Component data from apps and pages:
- Opening Delimiter -

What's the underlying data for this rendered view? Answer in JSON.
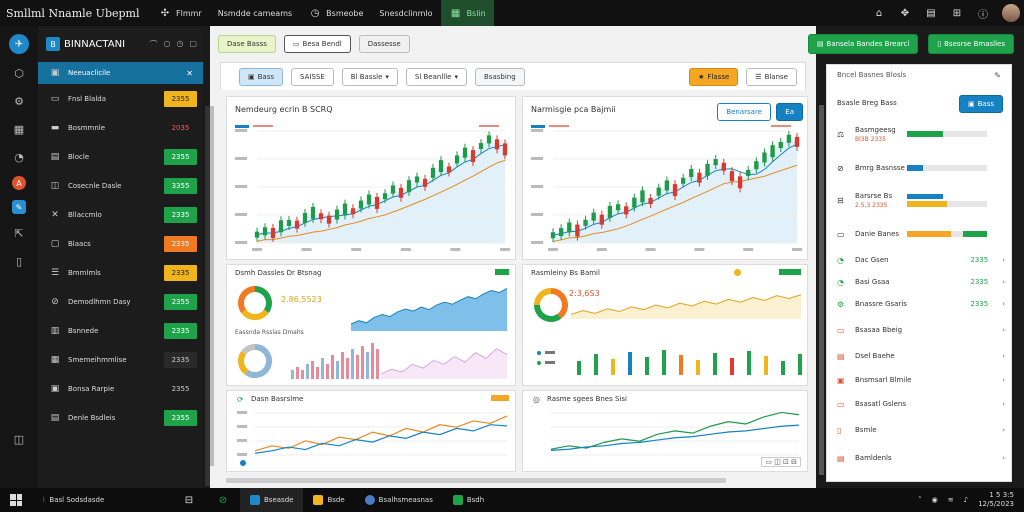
{
  "window": {
    "title": "Smllml Nnamle Ubepml",
    "tabs": [
      {
        "label": "Flmmr",
        "icon": "bug-icon"
      },
      {
        "label": "Nsmdde cameams",
        "icon": ""
      },
      {
        "label": "Bsmeobe",
        "icon": "clock-icon"
      },
      {
        "label": "Snesdclinmlo",
        "icon": ""
      },
      {
        "label": "Bslin",
        "icon": "chart-icon",
        "active": true
      }
    ]
  },
  "sidebar": {
    "brand": "BINNACTANI",
    "items": [
      {
        "label": "Neeuaclicile",
        "badge": "",
        "badge_style": "",
        "active": true
      },
      {
        "label": "Fnsl Blalda",
        "badge": "2355",
        "badge_style": "yellow"
      },
      {
        "label": "Bosmmnle",
        "badge": "2035",
        "badge_style": "red-text"
      },
      {
        "label": "Blocle",
        "badge": "2355",
        "badge_style": "green"
      },
      {
        "label": "Cosecnle Dasle",
        "badge": "3355",
        "badge_style": "green"
      },
      {
        "label": "Bllaccmlo",
        "badge": "2335",
        "badge_style": "green"
      },
      {
        "label": "Blaacs",
        "badge": "2335",
        "badge_style": "orange"
      },
      {
        "label": "Bmmlmls",
        "badge": "2335",
        "badge_style": "yellow"
      },
      {
        "label": "Demodlhmn Dasy",
        "badge": "2355",
        "badge_style": "green"
      },
      {
        "label": "Bsnnede",
        "badge": "2335",
        "badge_style": "green"
      },
      {
        "label": "Smemeihmmlise",
        "badge": "2335",
        "badge_style": "dark"
      },
      {
        "label": "Bonsa Rarpie",
        "badge": "2355",
        "badge_style": "plain"
      },
      {
        "label": "Denle Bsdleis",
        "badge": "2355",
        "badge_style": "green"
      }
    ]
  },
  "toolbar1": {
    "btn1": "Dase Basss",
    "btn2": "Besa Bendl",
    "btn3": "Dassesse"
  },
  "topright": {
    "btn1": "Bansela Bandes Brearcl",
    "btn2": "Bsesrse Bmaslles"
  },
  "toolbar2": {
    "btn1": "Bass",
    "btn2": "SAISSE",
    "btn3": "Bl Bassle",
    "btn4": "Sl Beanllle",
    "btn5": "Bsasbing",
    "btn6": "Flasse",
    "btn7": "Blanse"
  },
  "panels": {
    "p1_title": "Nemdeurg ecrin B SCRQ",
    "p2_title": "Narmisgie pca Bajmii",
    "p2_btn1": "Benarsare",
    "p2_btn2": "Ea",
    "p3_title": "Dsmh Dassles Dr Btsnag",
    "p3_value": "2.86,5523",
    "p3_sub": "Eassnda Rsslas Dmahs",
    "p4_title": "Rasmleiny Bs Bamil",
    "p4_value": "2:3,6S3",
    "p5_title": "Dasn Basrslme",
    "p6_title": "Rasme sgees Bnes Sisi"
  },
  "rpanel": {
    "title": "Bncel Basnes Blosls",
    "subtitle": "Bsasle Breg Bass",
    "btn": "Bass",
    "rows": [
      {
        "label": "Basmgeesg",
        "sub": "Bl3B 2335"
      },
      {
        "label": "Bmrg Basnsse"
      },
      {
        "label": "Barsrse Bs",
        "sub": "2.5,3 2335"
      },
      {
        "label": "Danie Banes"
      },
      {
        "label": "Dac Gsen",
        "value": "2335"
      },
      {
        "label": "Basi Gsaa",
        "value": "2335"
      },
      {
        "label": "Bnassre Gsaris",
        "value": "2335"
      },
      {
        "label": "Bsasaa Bbeig"
      },
      {
        "label": "Dsel Baehe"
      },
      {
        "label": "Bnsmsarl Blmile"
      },
      {
        "label": "Bsasatl Gslens"
      },
      {
        "label": "Bsmle"
      },
      {
        "label": "Bamldenls"
      }
    ]
  },
  "taskbar": {
    "search": "Basl Sodsdasde",
    "items": [
      "Bseasde",
      "Bsde",
      "Bsalhsmeasnas",
      "Bsdh"
    ],
    "time": "1 5 3:5",
    "date": "12/5/2023"
  },
  "chart_data": [
    {
      "type": "line",
      "panel": "candlestick-left",
      "series": [
        {
          "values": [
            2.1,
            2.3,
            2.2,
            2.6,
            2.8,
            2.7,
            3.1,
            3.4,
            3.2,
            3.0,
            3.3,
            3.6,
            3.5,
            3.9,
            4.2,
            4.0,
            4.4,
            4.8,
            4.6,
            5.0,
            5.4,
            5.2,
            5.8,
            6.2,
            6.0,
            6.6,
            7.0,
            6.8,
            7.4,
            7.8,
            7.5,
            7.2
          ]
        }
      ]
    },
    {
      "type": "line",
      "panel": "candlestick-right",
      "series": [
        {
          "values": [
            1.8,
            2.0,
            2.3,
            2.1,
            2.6,
            3.0,
            2.8,
            3.3,
            3.6,
            3.4,
            3.9,
            4.3,
            4.0,
            4.6,
            5.0,
            4.7,
            5.3,
            5.8,
            5.5,
            6.0,
            6.5,
            6.2,
            5.6,
            5.2,
            5.8,
            6.3,
            6.8,
            7.2,
            7.6,
            8.0,
            7.8
          ]
        }
      ]
    },
    {
      "type": "area",
      "panel": "area-blue",
      "series": [
        {
          "values": [
            3,
            3.5,
            3.2,
            4,
            4.4,
            4.1,
            4.8,
            5.2,
            4.9,
            5.5,
            5.1,
            5.8,
            6.2,
            5.9,
            6.5,
            7,
            6.7,
            7.4,
            7.9,
            7.6,
            8.2
          ]
        }
      ]
    },
    {
      "type": "line",
      "panel": "line-yellow",
      "series": [
        {
          "values": [
            3,
            3.4,
            3.1,
            3.6,
            3.3,
            3.8,
            3.5,
            4,
            3.7,
            4.2,
            3.9,
            4.4,
            4.1,
            4.6,
            4.3,
            4.8,
            4.5,
            5,
            4.7,
            5.1
          ]
        }
      ]
    },
    {
      "type": "line",
      "panel": "line-bottom-left",
      "series": [
        {
          "values": [
            1,
            1.4,
            1.2,
            1.8,
            1.5,
            2.1,
            1.9,
            2.5,
            2.2,
            2.8,
            2.5,
            3.1,
            2.9,
            3.4,
            3.2,
            3.8
          ]
        },
        {
          "values": [
            0.8,
            1.0,
            1.3,
            1.1,
            1.6,
            1.4,
            1.9,
            1.7,
            2.2,
            2.0,
            2.5,
            2.3,
            2.8,
            2.6,
            3.1,
            3.0
          ]
        }
      ]
    },
    {
      "type": "line",
      "panel": "line-bottom-right",
      "series": [
        {
          "values": [
            1,
            1.3,
            1.1,
            1.6,
            1.9,
            1.7,
            2.3,
            2.6,
            2.4,
            3.0,
            3.4,
            3.2,
            3.8,
            4.2,
            4.0
          ]
        },
        {
          "values": [
            0.9,
            1.0,
            1.2,
            1.3,
            1.5,
            1.6,
            1.8,
            2.0,
            2.1,
            2.3,
            2.5,
            2.6,
            2.8,
            3.0,
            3.1
          ]
        }
      ]
    }
  ],
  "colors": {
    "accent": "#1682c4",
    "green": "#1ea34a",
    "orange": "#f07a22",
    "yellow": "#f0b41c",
    "red": "#e23b2e"
  }
}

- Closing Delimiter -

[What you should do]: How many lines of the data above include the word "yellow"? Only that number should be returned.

[Task result]: 4